On the day before, I saw storks all over the place. Such elegant birds, especially in flight. I should add a shot or two featuring them.
Oh yes, I’d love to see them.
Yes, I can see the storks – beautiful, ethereal image. A
It was just magical–hushed, perfectly still, and ghostly.
The tree on the right feels just a bit like an intruder. While everything else has a vertical feel — the cone-shaped trees, the cathedral — the branches from that tree are horizontal. They seem to be reaching into the photo. it’s a fun effect.
The fog’s wonderful, of course, and those storks perched on the roof are like living gargoyles. I saw my first wood storks this past week, at one of our wildlife refuges. To be frank, I had no idea they even visited Texas, but they do. I suppose I’ve missed them in the past due to avoiding the refuges in summer because of the heat. I’ll not be doing that again.
Okay, Linda, I suppose I could have taken a few more steps forward to render the intruder less intrusive. I’ll keep that in mind for my next visit (which will likely have to be in my next incarnation). But, upon reflection, I do remember analyzing the scene and setting up my tripod quite carefully (as I did not have unlimited time to pamper my creativity) and decided to include its left-stretching arms to balance out the Lombardi poplars (I think that’s what they were) at the left of the image. I sense that your choice of “fun” to describe the effect of its inclusion is admirably diplomatic, but I can take the constructive criticism and, in fact encourage it enthusiastically. Bring it on!
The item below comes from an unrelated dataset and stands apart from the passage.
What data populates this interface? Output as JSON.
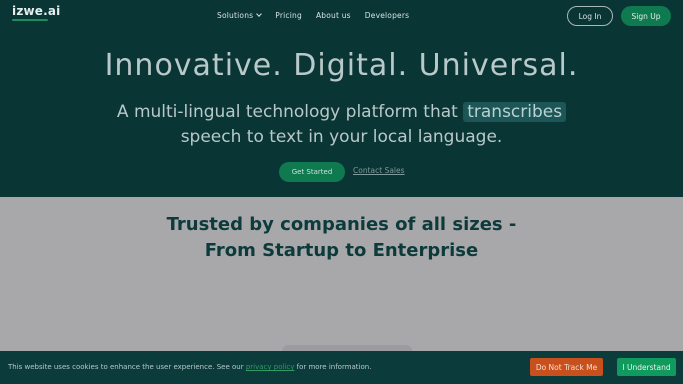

But it wasn’t criticism at all. I pay no attention at all to what I gather are “rules” of photography. I only notice and report on the things that I think are interesting. Personally, I love the intersection of vertical and horizontal.
Add: And I don’t want to be a photography critic. There are plenty of those around. I just want to enjoy good photographs, the emotions they evoke in me, and the stories that I tell myself about them. For example: the tree on the right as a tree gone rogue, reaching into that well ordered universe to wreak havoc through unrestrained horizontalism. Etc. :-)
Hey, I wasn’t taking it as a criticism at all–much to the contrary, in fact. I often find myself hesitating to include my own perspective on how I would have processed a photo published by a fellow blogger, and since I respect the thinking behind each other’s images, I feel better when I forge ahead and express my thoughts. I am more than happy to hear your takes on how you perceive my images–that’s one of the reasons that I follow you. Too few of us feel comfortable with expressing our feelings and initiating a thoughtful dialogue. I’m glad that you belong to the minority of those of us who do. And, to my mind, there are no rules.
I was thinking about that tree and then read Linda’s comment. I don’t mind the tree at all, but might have made a step or two to the left to have less or none at all crossing the Cathedral, but as you mentioned setting up carefully I say that with a grain of Salamancan salt, so to speak.
I see the storks also. Hopefully they weren’t there to drop a bundle of joy down the bell tower.
I appreciate your well-seasoned comments on the composition, as I do Linda’s. If I had had more time, I might also have done a more varied series of studies. But I didn’t have that luxury. The storks were everywhere; I’m actually rather surprised that there were only two to be seen on this misty morn. I see that I should do a storky follow-up.